In 2004, four friends who happened to be bowling aficionados lamented the absence of a nearby bowling center. Rather than complain, petition, or stage a protest that involved a cosmic-bowl laser show on the mayor's front yard at 3 a.m., they simply opened their own. Thus Action Lanes was born out of need, but its 32 lanes transcend necessity and border on luxury. To wit, players keep track of each roll on animated scoreboards while jamming to the beat of tunes playing on the sound system. This modern bowling center features all the amenities?a pro shop for gear, a snack bar for eats, and a sports bar to celebrate a win or lament a loss with a drink and a toast. Action Lanes also houses an arcade and separate rooms that can accommodate parties and events.
Inside Orlando Entertainment, groups of friends gather in 16 private karaoke rooms to wail the lyrics of popular songs. But instead of a stage and giant amplifiers, each of the lounge's rooms surround performers with stylish decor, including plush couches and recessed neon lighting. Groups can even have food and drinks delivered to their private space at the touch of a screen, so they never have to leave their room or communicate with servers telepathically. Outside the karaoke suites, neon lights and bright colors snake throughout the rest of the venue, ultimately leading to the full bar area lit with glittery chandeliers.
Ask Lourdes Limon why her raspados taste so good. She'll say, "Por que los hice con amor"—"Because they're made with love." Now that her sons have taken over the family business, they use the same secret ingredient, but they've added a few new specialties. Supplementing the shaved ice treats that give them their name are freshly squeezed juices, chili-imbued slush-drinks, and healthy fruit salads. But the raspados remain the main event. Flavors include exotic fruit such as guava, tamarind, kiwi, and jamaica, as well as more decadent flavors such as caramel, egg nog, cookies and cream, and plain water.
Gone are the days of lazy bar burgers built on beer-soaked buns and soups infested with over-salted peanuts. The cooks at 6740 hand-build custom creations for the people who nest in the place's cozily swiveling bar stools or seek shelter in the pub's sturdy red and gold wall seats below a soothing incandescent glow of booming jukebox tunery. Because any swimming pool needs pool toys, you can fill your stomach pool with fresh fare like garlic, thyme, and rosemary-marinated grilled herb potatoes ($5.95); signature Buffalo wings in spicy, regular, teriyaki, or barbeque sauce ($6.95 for a dozen); and 8 oz. Flatiron steak sandwiches ($10.95).

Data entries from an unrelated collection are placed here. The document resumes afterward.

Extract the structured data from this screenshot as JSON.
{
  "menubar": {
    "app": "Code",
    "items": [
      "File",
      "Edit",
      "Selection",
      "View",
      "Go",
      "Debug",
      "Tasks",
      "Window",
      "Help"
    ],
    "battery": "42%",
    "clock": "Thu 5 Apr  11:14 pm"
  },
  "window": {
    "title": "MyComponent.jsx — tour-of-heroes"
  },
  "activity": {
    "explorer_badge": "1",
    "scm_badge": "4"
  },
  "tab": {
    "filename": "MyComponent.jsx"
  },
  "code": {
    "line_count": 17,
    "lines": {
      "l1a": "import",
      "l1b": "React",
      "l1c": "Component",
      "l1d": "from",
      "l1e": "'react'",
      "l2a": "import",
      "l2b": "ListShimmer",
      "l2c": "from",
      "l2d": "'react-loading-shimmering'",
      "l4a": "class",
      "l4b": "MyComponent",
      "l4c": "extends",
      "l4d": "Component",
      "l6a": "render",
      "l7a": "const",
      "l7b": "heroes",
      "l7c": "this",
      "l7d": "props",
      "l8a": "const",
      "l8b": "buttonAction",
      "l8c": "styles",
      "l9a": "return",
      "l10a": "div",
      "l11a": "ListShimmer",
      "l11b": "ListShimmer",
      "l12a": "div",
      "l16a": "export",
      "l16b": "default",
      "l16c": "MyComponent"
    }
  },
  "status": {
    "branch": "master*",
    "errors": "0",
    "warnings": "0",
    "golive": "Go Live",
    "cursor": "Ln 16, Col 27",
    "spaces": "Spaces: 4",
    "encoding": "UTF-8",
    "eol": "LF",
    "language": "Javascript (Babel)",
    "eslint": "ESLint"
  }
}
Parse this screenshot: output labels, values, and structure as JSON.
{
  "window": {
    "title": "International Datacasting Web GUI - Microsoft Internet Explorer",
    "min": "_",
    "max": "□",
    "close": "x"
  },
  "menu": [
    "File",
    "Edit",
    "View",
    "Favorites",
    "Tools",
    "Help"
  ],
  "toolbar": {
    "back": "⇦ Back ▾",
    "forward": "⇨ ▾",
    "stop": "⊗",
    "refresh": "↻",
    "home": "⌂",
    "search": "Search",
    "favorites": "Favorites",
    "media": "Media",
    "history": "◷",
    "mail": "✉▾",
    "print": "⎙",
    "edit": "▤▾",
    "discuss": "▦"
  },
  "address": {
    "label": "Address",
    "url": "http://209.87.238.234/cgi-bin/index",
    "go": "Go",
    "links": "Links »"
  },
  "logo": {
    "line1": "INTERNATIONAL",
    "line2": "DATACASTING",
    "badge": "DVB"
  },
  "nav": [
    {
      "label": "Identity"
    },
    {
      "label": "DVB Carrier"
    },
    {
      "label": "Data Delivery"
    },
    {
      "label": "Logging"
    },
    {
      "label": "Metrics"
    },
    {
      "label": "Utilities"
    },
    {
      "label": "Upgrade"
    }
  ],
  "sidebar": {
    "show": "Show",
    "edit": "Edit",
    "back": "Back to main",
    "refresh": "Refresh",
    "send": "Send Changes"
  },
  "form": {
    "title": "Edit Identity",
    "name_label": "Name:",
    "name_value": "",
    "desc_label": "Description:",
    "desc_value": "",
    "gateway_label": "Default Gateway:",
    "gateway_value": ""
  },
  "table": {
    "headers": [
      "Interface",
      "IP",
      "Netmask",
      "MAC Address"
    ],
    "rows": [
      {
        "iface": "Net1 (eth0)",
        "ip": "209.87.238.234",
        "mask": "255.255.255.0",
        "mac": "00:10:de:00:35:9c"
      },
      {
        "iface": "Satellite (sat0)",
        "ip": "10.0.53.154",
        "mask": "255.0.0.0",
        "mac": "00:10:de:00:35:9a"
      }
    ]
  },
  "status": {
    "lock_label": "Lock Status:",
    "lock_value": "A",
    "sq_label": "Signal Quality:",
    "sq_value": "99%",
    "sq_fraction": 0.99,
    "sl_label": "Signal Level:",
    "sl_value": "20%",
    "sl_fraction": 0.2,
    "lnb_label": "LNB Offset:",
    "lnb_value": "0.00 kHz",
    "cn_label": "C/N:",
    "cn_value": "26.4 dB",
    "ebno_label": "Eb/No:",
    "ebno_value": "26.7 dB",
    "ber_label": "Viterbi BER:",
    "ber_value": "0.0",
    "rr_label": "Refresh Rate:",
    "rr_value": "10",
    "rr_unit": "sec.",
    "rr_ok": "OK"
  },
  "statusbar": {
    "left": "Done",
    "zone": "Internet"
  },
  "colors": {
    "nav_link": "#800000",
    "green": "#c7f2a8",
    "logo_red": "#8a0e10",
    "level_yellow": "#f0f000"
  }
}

Tony Alcazar spent six years cooking in the kitchen of the Ritz-Carlton Pasadena under Michelin-rated chef Craig Strong. It was there that he learned the “Modern American” style of cooking, a simple yet elegant approach that favors seasonal ingredients and contemporary cooking techniques. He brought this unique style to The Bottle Room, along with his love of craft beer, and fused the two. Chef Alcazar’s menu includes Sriracha-honey chicken lollipops and tacos filled with slow-braised beef cheeks, dishes cooked with a simple elegance and often a splash of craft beer. Those looking to turn that splash into a pint need only browse the extensive beer menu. Though it rotates frequently, expect to see brews from Rogue Brewing Company in Portland, Abbaye De Scourmont in Belgium, and Bear Republic Brewing Company in Healdsburg, California. The Bottle Room also features wines from California, Italy, France, and Spain.
Inspired by the eternally ripe produce and bountiful sea meats of California, RED Restaurant's executive chef Alberto Morales crafts a menu of locally sourced foods, working with local farmers or purveyors to fill his cupboards each morning. He calls the cooking style modern California cuisine, and incorporates flavors as diverse as 40-day aged prime ribeye steak, wasabi-encrusted tuna, and basil-scented mashed potatoes. Equally as impressive as the ingredients list is his eye-catching plating, featuring modern arrangements that resemble sushi, such as the delectable tower of crabmeat and beet root salad.
Chef Morales serves his creations in a late-night-friendly dining room and lounge, where crowds cheer on live musical acts and DJs. Bouts of dancing are fueled by a roster of signature cocktails that range from the classic old fashioned to the Pink Lotus, which is a concoction of grapefruit vodka, cointreau, hand-pressed juice, and pink cotton candy. Large groups can opt for bottle service, which plies tables with champagne and spirits, keeping friends from arm wrestling over who has to pay for each round.